Storage, widely considered to be the next big game changer, also gets its due at the demonstration base. A 20MW PV is connected to 16MWh of battery technology, including LFP cells, ternary lithium cells, zinc bromine flow batteries and vanadium redox batteries – in all 16 distributed energy storage systems and six concentrated energy storage systems.
Out of these harsh testing conditions came the 385 W, 72 cell bifacial module, TOPcon , with a claimed efficiency of 22.25 percent. A tie-up with DuPont saw the launch of a transparent backsheet bifacial module in 2018. HHDC has its own plant in Xi’an, in nearby Shaanxi province, where production has started.
HHDC started to use bifacial modules in power plants on a large scale in 2019. In 2019, it also started construction of a 3 GW solar power station in Qinghai. PV plants completed by HHDC in Qinghai province totaled 2.4GW (AC Power) in 2019.
As the world’s largest PV plant operator, HHDC is actively promoting R&D of state-of-the-art technology and products. The company has established a strategic PV power innovation alliance and a number of scientific research platforms to jointly boost technology innovation throughout the whole supply chain. Among many areas, it stands out also for its research into the environmental impact of solar PV plants.
The Firm’s Chairman, Xie Xiaoping says “Since the beginning of this year, the Middle East, South America and other regions have quoted quite low bidding prices. Generally speaking, such low prices are not supportable, so many companies will cut their R&D investment, even down to zero. This is not conducive to the healthy development of the industry – we must leave room for advanced technology and products.”
HHDC is using its scale to take the lead in testing and finding answers to some of the toughest challenges for an industry always under pressure to cut costs. The firm can safely be considered a vital ally for China’s global players in the solar space, thanks to its joint work with them. For large traditional energy firms, state owned or otherwise, HHDC provides a very interesting template to pivot for a future more in sync with what the world needs.
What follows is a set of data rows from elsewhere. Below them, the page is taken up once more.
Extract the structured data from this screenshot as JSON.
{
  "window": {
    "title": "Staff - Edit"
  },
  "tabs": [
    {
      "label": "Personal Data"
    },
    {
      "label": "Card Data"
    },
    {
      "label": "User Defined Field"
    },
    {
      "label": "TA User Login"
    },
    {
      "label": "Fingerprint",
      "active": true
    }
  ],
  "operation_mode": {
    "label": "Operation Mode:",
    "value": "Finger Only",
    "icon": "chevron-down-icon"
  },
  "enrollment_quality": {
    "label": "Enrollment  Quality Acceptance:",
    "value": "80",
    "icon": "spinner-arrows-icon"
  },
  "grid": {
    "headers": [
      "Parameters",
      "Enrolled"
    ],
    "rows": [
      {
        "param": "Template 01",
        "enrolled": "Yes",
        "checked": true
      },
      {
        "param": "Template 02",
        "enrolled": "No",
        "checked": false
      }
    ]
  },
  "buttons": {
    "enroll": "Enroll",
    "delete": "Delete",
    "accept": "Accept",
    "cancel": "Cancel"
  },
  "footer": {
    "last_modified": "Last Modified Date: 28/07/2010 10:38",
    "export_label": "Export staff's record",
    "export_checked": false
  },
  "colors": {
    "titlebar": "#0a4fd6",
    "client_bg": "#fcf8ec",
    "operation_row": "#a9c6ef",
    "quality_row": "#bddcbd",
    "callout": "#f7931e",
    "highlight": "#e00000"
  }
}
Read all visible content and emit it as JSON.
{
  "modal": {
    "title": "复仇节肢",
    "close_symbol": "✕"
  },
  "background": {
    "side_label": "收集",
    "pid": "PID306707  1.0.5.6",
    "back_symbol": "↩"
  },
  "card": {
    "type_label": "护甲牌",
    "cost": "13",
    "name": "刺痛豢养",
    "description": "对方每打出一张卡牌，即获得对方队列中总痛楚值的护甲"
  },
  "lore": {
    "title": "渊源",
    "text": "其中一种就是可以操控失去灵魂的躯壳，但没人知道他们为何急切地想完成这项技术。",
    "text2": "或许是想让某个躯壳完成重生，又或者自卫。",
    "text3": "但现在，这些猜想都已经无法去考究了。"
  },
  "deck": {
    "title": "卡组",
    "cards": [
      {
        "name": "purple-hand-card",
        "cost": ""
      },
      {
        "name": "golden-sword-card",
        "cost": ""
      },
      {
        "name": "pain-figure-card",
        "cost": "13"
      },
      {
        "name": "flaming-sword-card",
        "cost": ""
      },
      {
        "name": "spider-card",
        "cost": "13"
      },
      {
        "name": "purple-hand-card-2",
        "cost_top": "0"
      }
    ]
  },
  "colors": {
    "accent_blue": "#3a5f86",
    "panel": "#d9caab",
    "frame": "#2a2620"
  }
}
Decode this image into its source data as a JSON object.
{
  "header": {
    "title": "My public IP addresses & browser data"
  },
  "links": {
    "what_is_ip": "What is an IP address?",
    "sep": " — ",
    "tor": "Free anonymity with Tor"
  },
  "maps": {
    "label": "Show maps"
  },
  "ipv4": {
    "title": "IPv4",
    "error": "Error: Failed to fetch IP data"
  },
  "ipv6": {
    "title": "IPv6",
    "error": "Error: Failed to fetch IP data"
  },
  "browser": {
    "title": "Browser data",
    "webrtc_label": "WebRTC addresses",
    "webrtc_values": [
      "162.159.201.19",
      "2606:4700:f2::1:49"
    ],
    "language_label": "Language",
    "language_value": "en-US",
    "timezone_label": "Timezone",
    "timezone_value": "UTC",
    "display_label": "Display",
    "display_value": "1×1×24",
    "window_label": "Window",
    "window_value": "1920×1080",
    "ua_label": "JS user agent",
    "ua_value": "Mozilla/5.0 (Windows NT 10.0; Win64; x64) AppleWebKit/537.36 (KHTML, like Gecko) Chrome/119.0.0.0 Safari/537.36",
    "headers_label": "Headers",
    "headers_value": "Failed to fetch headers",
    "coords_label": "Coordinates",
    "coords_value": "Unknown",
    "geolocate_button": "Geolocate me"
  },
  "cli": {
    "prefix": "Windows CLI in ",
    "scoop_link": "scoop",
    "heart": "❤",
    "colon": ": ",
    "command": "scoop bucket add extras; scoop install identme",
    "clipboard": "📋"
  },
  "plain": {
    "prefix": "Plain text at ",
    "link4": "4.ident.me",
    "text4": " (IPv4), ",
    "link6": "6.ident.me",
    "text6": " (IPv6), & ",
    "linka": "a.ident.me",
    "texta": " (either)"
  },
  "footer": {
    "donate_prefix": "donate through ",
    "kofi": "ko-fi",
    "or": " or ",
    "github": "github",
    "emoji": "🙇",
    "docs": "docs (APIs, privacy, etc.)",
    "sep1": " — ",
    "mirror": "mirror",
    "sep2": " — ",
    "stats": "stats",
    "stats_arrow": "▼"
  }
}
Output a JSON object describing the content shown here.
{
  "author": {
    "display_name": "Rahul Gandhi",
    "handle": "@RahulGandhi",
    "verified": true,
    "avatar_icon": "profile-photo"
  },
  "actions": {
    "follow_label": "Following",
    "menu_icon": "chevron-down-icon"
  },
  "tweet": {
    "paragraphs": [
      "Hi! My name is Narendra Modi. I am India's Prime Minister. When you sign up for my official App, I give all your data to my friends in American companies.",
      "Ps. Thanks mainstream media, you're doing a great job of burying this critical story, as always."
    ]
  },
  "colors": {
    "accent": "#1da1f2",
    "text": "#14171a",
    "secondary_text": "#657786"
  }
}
For a detailed look at HHDC’s research and findings, click here